Please copy out the entries exactly, skipping any pictures.

━━━━━━━━━━━━━━━━━━━━

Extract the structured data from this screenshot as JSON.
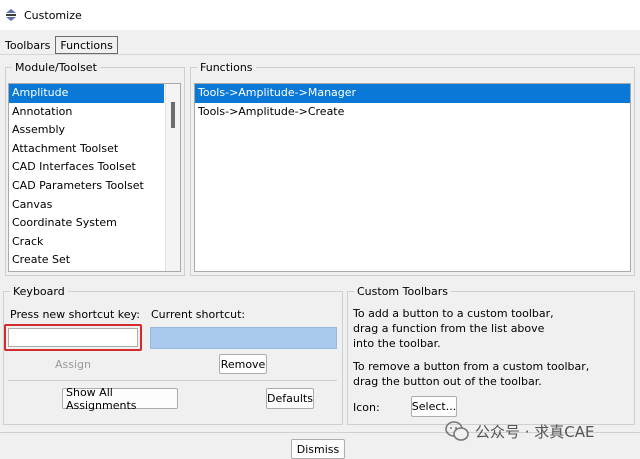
{
  "window": {
    "title": "Customize"
  },
  "tabs": [
    {
      "label": "Toolbars",
      "active": false
    },
    {
      "label": "Functions",
      "active": true
    }
  ],
  "module_toolset": {
    "label": "Module/Toolset",
    "items": [
      "Amplitude",
      "Annotation",
      "Assembly",
      "Attachment Toolset",
      "CAD Interfaces Toolset",
      "CAD Parameters Toolset",
      "Canvas",
      "Coordinate System",
      "Crack",
      "Create Set"
    ],
    "selected": "Amplitude"
  },
  "functions": {
    "label": "Functions",
    "items": [
      "Tools->Amplitude->Manager",
      "Tools->Amplitude->Create"
    ],
    "selected": "Tools->Amplitude->Manager"
  },
  "keyboard": {
    "label": "Keyboard",
    "new_key_label": "Press new shortcut key:",
    "new_key_value": "",
    "current_label": "Current shortcut:",
    "current_value": "",
    "assign_label": "Assign",
    "remove_label": "Remove",
    "show_all_label": "Show All Assignments",
    "defaults_label": "Defaults"
  },
  "custom_toolbars": {
    "label": "Custom Toolbars",
    "add_text": [
      "To add a button to a custom toolbar,",
      "drag a function from the list above",
      "into the toolbar."
    ],
    "remove_text": [
      "To remove a button from a custom toolbar,",
      "drag the button out of the toolbar."
    ],
    "icon_label": "Icon:",
    "select_label": "Select..."
  },
  "dismiss_label": "Dismiss",
  "watermark": {
    "text": "公众号 · 求真CAE"
  },
  "colors": {
    "selection": "#0a78d7",
    "current_shortcut": "#aac9ee",
    "highlight_border": "#d22b2b"
  }
}
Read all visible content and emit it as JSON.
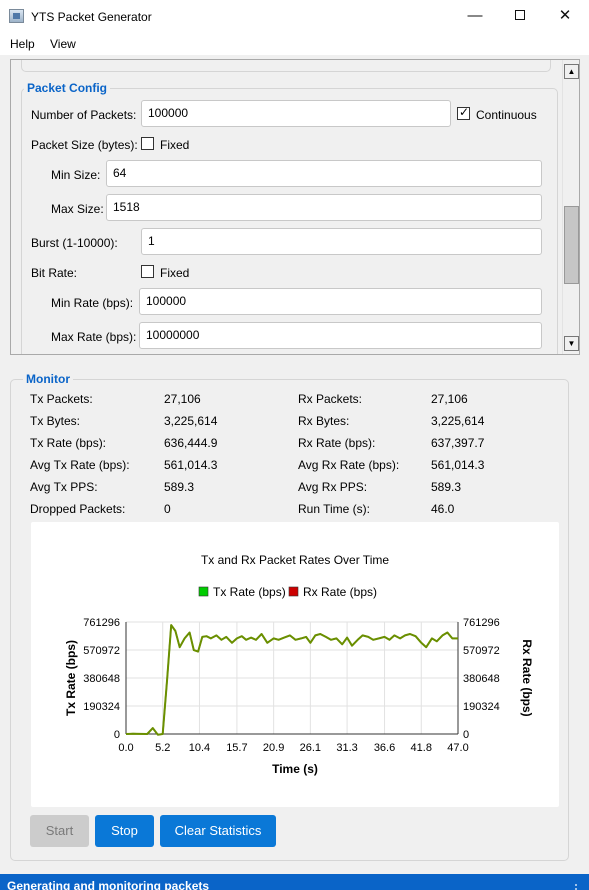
{
  "window": {
    "title": "YTS Packet Generator"
  },
  "menu": {
    "items": [
      "Help",
      "View"
    ]
  },
  "packet_config": {
    "group_title": "Packet Config",
    "num_packets_label": "Number of Packets:",
    "num_packets_value": "100000",
    "continuous_label": "Continuous",
    "continuous_checked": true,
    "packet_size_label": "Packet Size (bytes):",
    "fixed_label": "Fixed",
    "packet_size_fixed_checked": false,
    "min_size_label": "Min Size:",
    "min_size_value": "64",
    "max_size_label": "Max Size:",
    "max_size_value": "1518",
    "burst_label": "Burst (1-10000):",
    "burst_value": "1",
    "bit_rate_label": "Bit Rate:",
    "bit_rate_fixed_checked": false,
    "min_rate_label": "Min Rate (bps):",
    "min_rate_value": "100000",
    "max_rate_label": "Max Rate (bps):",
    "max_rate_value": "10000000"
  },
  "monitor": {
    "group_title": "Monitor",
    "tx_packets_label": "Tx Packets:",
    "tx_packets": "27,106",
    "tx_bytes_label": "Tx Bytes:",
    "tx_bytes": "3,225,614",
    "tx_rate_label": "Tx Rate (bps):",
    "tx_rate": "636,444.9",
    "avg_tx_rate_label": "Avg Tx Rate (bps):",
    "avg_tx_rate": "561,014.3",
    "avg_tx_pps_label": "Avg Tx PPS:",
    "avg_tx_pps": "589.3",
    "dropped_label": "Dropped Packets:",
    "dropped": "0",
    "rx_packets_label": "Rx Packets:",
    "rx_packets": "27,106",
    "rx_bytes_label": "Rx Bytes:",
    "rx_bytes": "3,225,614",
    "rx_rate_label": "Rx Rate (bps):",
    "rx_rate": "637,397.7",
    "avg_rx_rate_label": "Avg Rx Rate (bps):",
    "avg_rx_rate": "561,014.3",
    "avg_rx_pps_label": "Avg Rx PPS:",
    "avg_rx_pps": "589.3",
    "run_time_label": "Run Time (s):",
    "run_time": "46.0"
  },
  "buttons": {
    "start": "Start",
    "stop": "Stop",
    "clear": "Clear Statistics"
  },
  "status": {
    "text": "Generating and monitoring packets"
  },
  "colors": {
    "accent": "#0a64c8",
    "button": "#0a78d7",
    "tx_series": "#00cc00",
    "rx_series": "#cc0000",
    "line_visible": "#6a8f00"
  },
  "chart_data": {
    "type": "line",
    "title": "Tx and Rx Packet Rates Over Time",
    "xlabel": "Time (s)",
    "ylabel": "Tx Rate (bps)",
    "ylabel_right": "Rx Rate (bps)",
    "xlim": [
      0,
      47.0
    ],
    "ylim": [
      0,
      761296
    ],
    "x_ticks": [
      "0.0",
      "5.2",
      "10.4",
      "15.7",
      "20.9",
      "26.1",
      "31.3",
      "36.6",
      "41.8",
      "47.0"
    ],
    "y_ticks": [
      "0",
      "190324",
      "380648",
      "570972",
      "761296"
    ],
    "legend_position": "top",
    "grid": true,
    "x": [
      0,
      1,
      2,
      3,
      3.8,
      4.5,
      5.2,
      5.8,
      6.4,
      7,
      7.6,
      8.3,
      9,
      9.6,
      10.2,
      10.8,
      11.4,
      12,
      12.8,
      13.5,
      14.2,
      15,
      15.7,
      16.4,
      17,
      17.7,
      18.4,
      19.2,
      20,
      20.9,
      21.6,
      22.4,
      23.2,
      24,
      24.8,
      25.5,
      26.1,
      26.8,
      27.5,
      28.3,
      29,
      29.8,
      30.6,
      31.3,
      32,
      32.8,
      33.5,
      34.3,
      35,
      35.8,
      36.6,
      37.3,
      38,
      38.8,
      39.5,
      40.2,
      41,
      41.8,
      42.5,
      43.3,
      44,
      44.8,
      45.5,
      46.2,
      47
    ],
    "series": [
      {
        "name": "Tx Rate (bps)",
        "values": [
          0,
          2000,
          1000,
          0,
          40000,
          -5000,
          0,
          360000,
          740000,
          700000,
          590000,
          650000,
          690000,
          570000,
          560000,
          660000,
          665000,
          650000,
          670000,
          640000,
          660000,
          620000,
          650000,
          665000,
          640000,
          655000,
          640000,
          680000,
          620000,
          650000,
          640000,
          655000,
          670000,
          640000,
          650000,
          660000,
          620000,
          670000,
          680000,
          660000,
          640000,
          650000,
          610000,
          655000,
          600000,
          640000,
          670000,
          660000,
          640000,
          650000,
          660000,
          640000,
          670000,
          650000,
          670000,
          680000,
          665000,
          620000,
          590000,
          650000,
          630000,
          670000,
          690000,
          650000,
          650000
        ]
      },
      {
        "name": "Rx Rate (bps)",
        "values": [
          0,
          2000,
          1000,
          0,
          40000,
          -5000,
          0,
          360000,
          740000,
          700000,
          590000,
          650000,
          690000,
          570000,
          560000,
          660000,
          665000,
          650000,
          670000,
          640000,
          660000,
          620000,
          650000,
          665000,
          640000,
          655000,
          640000,
          680000,
          620000,
          650000,
          640000,
          655000,
          670000,
          640000,
          650000,
          660000,
          620000,
          670000,
          680000,
          660000,
          640000,
          650000,
          610000,
          655000,
          600000,
          640000,
          670000,
          660000,
          640000,
          650000,
          660000,
          640000,
          670000,
          650000,
          670000,
          680000,
          665000,
          620000,
          590000,
          650000,
          630000,
          670000,
          690000,
          650000,
          650000
        ]
      }
    ]
  }
}
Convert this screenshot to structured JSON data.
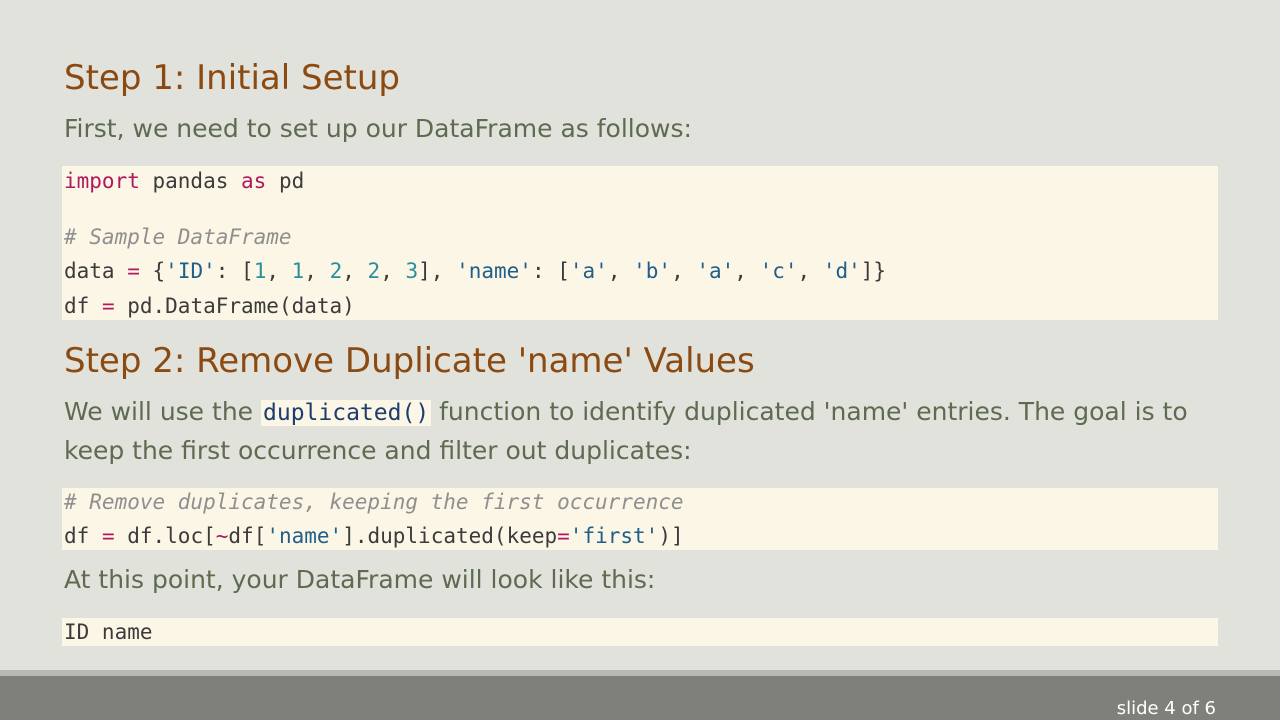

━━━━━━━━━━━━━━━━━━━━

● Answer area:
Extract the structured data from this screenshot as JSON.
{
  "window": {
    "title": "Customize"
  },
  "tabs": [
    {
      "label": "Toolbars",
      "active": false
    },
    {
      "label": "Functions",
      "active": true
    }
  ],
  "module_toolset": {
    "label": "Module/Toolset",
    "items": [
      "Amplitude",
      "Annotation",
      "Assembly",
      "Attachment Toolset",
      "CAD Interfaces Toolset",
      "CAD Parameters Toolset",
      "Canvas",
      "Coordinate System",
      "Crack",
      "Create Set"
    ],
    "selected": "Amplitude"
  },
  "functions": {
    "label": "Functions",
    "items": [
      "Tools->Amplitude->Manager",
      "Tools->Amplitude->Create"
    ],
    "selected": "Tools->Amplitude->Manager"
  },
  "keyboard": {
    "label": "Keyboard",
    "new_key_label": "Press new shortcut key:",
    "new_key_value": "",
    "current_label": "Current shortcut:",
    "current_value": "",
    "assign_label": "Assign",
    "remove_label": "Remove",
    "show_all_label": "Show All Assignments",
    "defaults_label": "Defaults"
  },
  "custom_toolbars": {
    "label": "Custom Toolbars",
    "add_text": [
      "To add a button to a custom toolbar,",
      "drag a function from the list above",
      "into the toolbar."
    ],
    "remove_text": [
      "To remove a button from a custom toolbar,",
      "drag the button out of the toolbar."
    ],
    "icon_label": "Icon:",
    "select_label": "Select..."
  },
  "dismiss_label": "Dismiss",
  "watermark": {
    "text": "公众号 · 求真CAE"
  },
  "colors": {
    "selection": "#0a78d7",
    "current_shortcut": "#aac9ee",
    "highlight_border": "#d22b2b"
  }
}
Read all visible content and emit it as JSON.
{
  "window": {
    "title": "YTS Packet Generator"
  },
  "menu": {
    "items": [
      "Help",
      "View"
    ]
  },
  "packet_config": {
    "group_title": "Packet Config",
    "num_packets_label": "Number of Packets:",
    "num_packets_value": "100000",
    "continuous_label": "Continuous",
    "continuous_checked": true,
    "packet_size_label": "Packet Size (bytes):",
    "fixed_label": "Fixed",
    "packet_size_fixed_checked": false,
    "min_size_label": "Min Size:",
    "min_size_value": "64",
    "max_size_label": "Max Size:",
    "max_size_value": "1518",
    "burst_label": "Burst (1-10000):",
    "burst_value": "1",
    "bit_rate_label": "Bit Rate:",
    "bit_rate_fixed_checked": false,
    "min_rate_label": "Min Rate (bps):",
    "min_rate_value": "100000",
    "max_rate_label": "Max Rate (bps):",
    "max_rate_value": "10000000"
  },
  "monitor": {
    "group_title": "Monitor",
    "tx_packets_label": "Tx Packets:",
    "tx_packets": "27,106",
    "tx_bytes_label": "Tx Bytes:",
    "tx_bytes": "3,225,614",
    "tx_rate_label": "Tx Rate (bps):",
    "tx_rate": "636,444.9",
    "avg_tx_rate_label": "Avg Tx Rate (bps):",
    "avg_tx_rate": "561,014.3",
    "avg_tx_pps_label": "Avg Tx PPS:",
    "avg_tx_pps": "589.3",
    "dropped_label": "Dropped Packets:",
    "dropped": "0",
    "rx_packets_label": "Rx Packets:",
    "rx_packets": "27,106",
    "rx_bytes_label": "Rx Bytes:",
    "rx_bytes": "3,225,614",
    "rx_rate_label": "Rx Rate (bps):",
    "rx_rate": "637,397.7",
    "avg_rx_rate_label": "Avg Rx Rate (bps):",
    "avg_rx_rate": "561,014.3",
    "avg_rx_pps_label": "Avg Rx PPS:",
    "avg_rx_pps": "589.3",
    "run_time_label": "Run Time (s):",
    "run_time": "46.0"
  },
  "buttons": {
    "start": "Start",
    "stop": "Stop",
    "clear": "Clear Statistics"
  },
  "status": {
    "text": "Generating and monitoring packets"
  },
  "colors": {
    "accent": "#0a64c8",
    "button": "#0a78d7",
    "tx_series": "#00cc00",
    "rx_series": "#cc0000",
    "line_visible": "#6a8f00"
  },
  "chart_data": {
    "type": "line",
    "title": "Tx and Rx Packet Rates Over Time",
    "xlabel": "Time (s)",
    "ylabel": "Tx Rate (bps)",
    "ylabel_right": "Rx Rate (bps)",
    "xlim": [
      0,
      47.0
    ],
    "ylim": [
      0,
      761296
    ],
    "x_ticks": [
      "0.0",
      "5.2",
      "10.4",
      "15.7",
      "20.9",
      "26.1",
      "31.3",
      "36.6",
      "41.8",
      "47.0"
    ],
    "y_ticks": [
      "0",
      "190324",
      "380648",
      "570972",
      "761296"
    ],
    "legend_position": "top",
    "grid": true,
    "x": [
      0,
      1,
      2,
      3,
      3.8,
      4.5,
      5.2,
      5.8,
      6.4,
      7,
      7.6,
      8.3,
      9,
      9.6,
      10.2,
      10.8,
      11.4,
      12,
      12.8,
      13.5,
      14.2,
      15,
      15.7,
      16.4,
      17,
      17.7,
      18.4,
      19.2,
      20,
      20.9,
      21.6,
      22.4,
      23.2,
      24,
      24.8,
      25.5,
      26.1,
      26.8,
      27.5,
      28.3,
      29,
      29.8,
      30.6,
      31.3,
      32,
      32.8,
      33.5,
      34.3,
      35,
      35.8,
      36.6,
      37.3,
      38,
      38.8,
      39.5,
      40.2,
      41,
      41.8,
      42.5,
      43.3,
      44,
      44.8,
      45.5,
      46.2,
      47
    ],
    "series": [
      {
        "name": "Tx Rate (bps)",
        "values": [
          0,
          2000,
          1000,
          0,
          40000,
          -5000,
          0,
          360000,
          740000,
          700000,
          590000,
          650000,
          690000,
          570000,
          560000,
          660000,
          665000,
          650000,
          670000,
          640000,
          660000,
          620000,
          650000,
          665000,
          640000,
          655000,
          640000,
          680000,
          620000,
          650000,
          640000,
          655000,
          670000,
          640000,
          650000,
          660000,
          620000,
          670000,
          680000,
          660000,
          640000,
          650000,
          610000,
          655000,
          600000,
          640000,
          670000,
          660000,
          640000,
          650000,
          660000,
          640000,
          670000,
          650000,
          670000,
          680000,
          665000,
          620000,
          590000,
          650000,
          630000,
          670000,
          690000,
          650000,
          650000
        ]
      },
      {
        "name": "Rx Rate (bps)",
        "values": [
          0,
          2000,
          1000,
          0,
          40000,
          -5000,
          0,
          360000,
          740000,
          700000,
          590000,
          650000,
          690000,
          570000,
          560000,
          660000,
          665000,
          650000,
          670000,
          640000,
          660000,
          620000,
          650000,
          665000,
          640000,
          655000,
          640000,
          680000,
          620000,
          650000,
          640000,
          655000,
          670000,
          640000,
          650000,
          660000,
          620000,
          670000,
          680000,
          660000,
          640000,
          650000,
          610000,
          655000,
          600000,
          640000,
          670000,
          660000,
          640000,
          650000,
          660000,
          640000,
          670000,
          650000,
          670000,
          680000,
          665000,
          620000,
          590000,
          650000,
          630000,
          670000,
          690000,
          650000,
          650000
        ]
      }
    ]
  }
}
Convert this screenshot to structured JSON data.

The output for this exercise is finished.